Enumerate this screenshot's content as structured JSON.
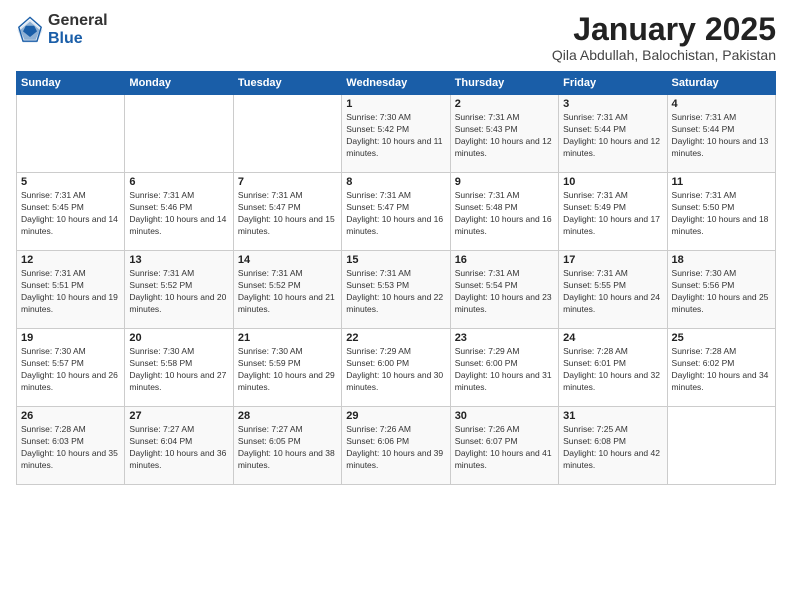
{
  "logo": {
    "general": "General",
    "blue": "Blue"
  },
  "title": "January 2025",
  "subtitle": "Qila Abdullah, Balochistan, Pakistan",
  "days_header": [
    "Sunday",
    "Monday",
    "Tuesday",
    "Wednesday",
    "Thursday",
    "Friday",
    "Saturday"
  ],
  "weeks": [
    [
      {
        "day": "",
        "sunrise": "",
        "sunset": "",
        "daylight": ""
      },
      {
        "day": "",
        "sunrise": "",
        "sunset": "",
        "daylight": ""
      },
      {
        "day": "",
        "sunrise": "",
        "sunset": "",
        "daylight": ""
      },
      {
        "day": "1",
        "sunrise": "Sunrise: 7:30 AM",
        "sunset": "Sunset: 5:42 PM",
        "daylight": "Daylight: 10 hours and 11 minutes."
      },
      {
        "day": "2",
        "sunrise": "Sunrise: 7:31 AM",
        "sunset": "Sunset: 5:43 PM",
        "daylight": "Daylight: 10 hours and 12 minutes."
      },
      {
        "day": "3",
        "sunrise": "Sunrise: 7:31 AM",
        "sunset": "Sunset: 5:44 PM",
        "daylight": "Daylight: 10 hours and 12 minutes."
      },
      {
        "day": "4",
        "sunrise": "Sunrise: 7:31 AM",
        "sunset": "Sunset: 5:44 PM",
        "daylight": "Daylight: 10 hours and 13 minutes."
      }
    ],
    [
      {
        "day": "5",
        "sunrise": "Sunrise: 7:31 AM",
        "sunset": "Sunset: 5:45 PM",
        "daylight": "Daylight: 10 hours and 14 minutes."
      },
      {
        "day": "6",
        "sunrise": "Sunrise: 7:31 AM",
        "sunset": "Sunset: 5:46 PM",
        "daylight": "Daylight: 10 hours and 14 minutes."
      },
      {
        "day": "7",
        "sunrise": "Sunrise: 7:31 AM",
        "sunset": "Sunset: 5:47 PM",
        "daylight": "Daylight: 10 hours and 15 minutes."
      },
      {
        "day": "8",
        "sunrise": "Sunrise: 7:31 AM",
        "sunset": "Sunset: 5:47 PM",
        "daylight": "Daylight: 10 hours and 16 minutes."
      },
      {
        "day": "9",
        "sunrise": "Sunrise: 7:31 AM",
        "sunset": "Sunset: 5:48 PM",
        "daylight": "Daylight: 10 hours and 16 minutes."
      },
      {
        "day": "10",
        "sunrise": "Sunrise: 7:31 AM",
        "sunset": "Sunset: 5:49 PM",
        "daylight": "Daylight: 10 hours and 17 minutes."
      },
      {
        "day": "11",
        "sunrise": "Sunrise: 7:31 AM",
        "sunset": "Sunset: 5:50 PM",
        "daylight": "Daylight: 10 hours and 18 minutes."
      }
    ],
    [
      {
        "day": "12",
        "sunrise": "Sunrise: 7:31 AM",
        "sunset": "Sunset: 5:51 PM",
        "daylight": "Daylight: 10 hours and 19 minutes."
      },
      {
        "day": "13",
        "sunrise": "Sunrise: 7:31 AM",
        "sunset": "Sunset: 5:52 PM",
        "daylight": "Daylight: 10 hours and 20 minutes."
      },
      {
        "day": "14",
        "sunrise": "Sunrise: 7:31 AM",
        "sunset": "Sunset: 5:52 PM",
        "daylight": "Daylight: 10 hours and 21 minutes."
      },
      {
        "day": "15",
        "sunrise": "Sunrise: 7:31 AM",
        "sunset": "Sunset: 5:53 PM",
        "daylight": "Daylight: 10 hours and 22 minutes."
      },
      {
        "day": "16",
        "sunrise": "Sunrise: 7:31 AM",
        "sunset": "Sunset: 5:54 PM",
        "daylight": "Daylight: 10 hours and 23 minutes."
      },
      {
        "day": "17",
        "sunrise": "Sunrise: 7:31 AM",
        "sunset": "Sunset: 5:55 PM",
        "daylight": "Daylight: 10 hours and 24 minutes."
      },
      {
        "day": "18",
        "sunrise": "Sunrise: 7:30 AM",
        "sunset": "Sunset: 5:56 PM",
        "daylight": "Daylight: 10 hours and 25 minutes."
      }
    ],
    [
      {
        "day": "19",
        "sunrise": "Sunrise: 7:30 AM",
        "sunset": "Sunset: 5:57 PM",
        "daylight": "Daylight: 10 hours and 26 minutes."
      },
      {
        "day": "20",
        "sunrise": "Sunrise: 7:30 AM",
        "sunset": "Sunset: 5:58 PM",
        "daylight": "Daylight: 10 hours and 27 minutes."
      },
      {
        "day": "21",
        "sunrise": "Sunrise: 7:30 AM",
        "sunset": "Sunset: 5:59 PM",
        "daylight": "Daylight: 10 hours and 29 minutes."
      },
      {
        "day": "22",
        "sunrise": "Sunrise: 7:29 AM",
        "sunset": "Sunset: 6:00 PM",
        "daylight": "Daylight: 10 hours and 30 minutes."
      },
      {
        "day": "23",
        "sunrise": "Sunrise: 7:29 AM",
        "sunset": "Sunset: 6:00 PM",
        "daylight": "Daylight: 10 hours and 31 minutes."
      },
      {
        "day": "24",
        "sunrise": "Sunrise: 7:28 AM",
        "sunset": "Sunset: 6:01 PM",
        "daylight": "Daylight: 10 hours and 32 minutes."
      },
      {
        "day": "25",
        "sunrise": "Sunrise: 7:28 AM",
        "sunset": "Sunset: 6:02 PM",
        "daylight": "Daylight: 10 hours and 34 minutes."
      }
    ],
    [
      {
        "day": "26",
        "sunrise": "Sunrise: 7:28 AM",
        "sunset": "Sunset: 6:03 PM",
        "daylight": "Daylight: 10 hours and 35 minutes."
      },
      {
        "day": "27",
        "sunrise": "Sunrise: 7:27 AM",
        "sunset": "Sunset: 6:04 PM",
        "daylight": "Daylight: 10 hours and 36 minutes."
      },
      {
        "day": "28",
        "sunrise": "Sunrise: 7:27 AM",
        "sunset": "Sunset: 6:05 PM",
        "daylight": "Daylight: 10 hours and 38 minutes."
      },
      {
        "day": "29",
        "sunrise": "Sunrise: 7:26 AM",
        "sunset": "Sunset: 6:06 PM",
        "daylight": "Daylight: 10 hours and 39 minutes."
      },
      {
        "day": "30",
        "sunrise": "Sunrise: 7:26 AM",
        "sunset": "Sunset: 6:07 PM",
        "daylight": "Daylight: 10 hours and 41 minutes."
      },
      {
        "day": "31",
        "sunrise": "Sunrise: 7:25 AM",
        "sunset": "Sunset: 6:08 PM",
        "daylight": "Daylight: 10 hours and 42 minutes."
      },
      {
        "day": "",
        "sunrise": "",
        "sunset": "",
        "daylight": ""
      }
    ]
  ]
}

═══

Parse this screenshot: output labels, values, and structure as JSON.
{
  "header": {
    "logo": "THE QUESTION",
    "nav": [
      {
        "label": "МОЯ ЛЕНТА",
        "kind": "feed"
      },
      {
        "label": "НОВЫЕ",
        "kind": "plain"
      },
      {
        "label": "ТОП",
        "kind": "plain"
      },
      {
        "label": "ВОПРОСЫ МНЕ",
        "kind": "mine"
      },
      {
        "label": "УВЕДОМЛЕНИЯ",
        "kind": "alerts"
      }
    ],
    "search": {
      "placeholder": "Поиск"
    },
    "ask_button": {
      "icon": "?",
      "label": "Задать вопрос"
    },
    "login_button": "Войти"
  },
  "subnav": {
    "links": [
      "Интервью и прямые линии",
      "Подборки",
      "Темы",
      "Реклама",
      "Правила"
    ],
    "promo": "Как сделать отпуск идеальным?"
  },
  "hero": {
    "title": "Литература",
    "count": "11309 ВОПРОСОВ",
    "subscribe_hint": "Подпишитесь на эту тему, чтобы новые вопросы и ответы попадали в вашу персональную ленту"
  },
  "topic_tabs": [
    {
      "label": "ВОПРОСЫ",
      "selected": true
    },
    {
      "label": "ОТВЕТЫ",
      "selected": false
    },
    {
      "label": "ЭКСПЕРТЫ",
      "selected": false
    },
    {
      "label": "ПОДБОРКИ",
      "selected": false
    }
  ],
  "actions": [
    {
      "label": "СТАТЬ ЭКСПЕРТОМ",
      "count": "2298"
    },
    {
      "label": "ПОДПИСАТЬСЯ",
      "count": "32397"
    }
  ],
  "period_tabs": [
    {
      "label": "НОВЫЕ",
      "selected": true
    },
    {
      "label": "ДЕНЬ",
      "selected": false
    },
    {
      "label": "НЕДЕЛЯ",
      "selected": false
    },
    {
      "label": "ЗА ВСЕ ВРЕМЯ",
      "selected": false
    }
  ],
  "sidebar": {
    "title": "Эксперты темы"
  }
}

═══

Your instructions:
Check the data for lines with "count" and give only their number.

Output of the task:
3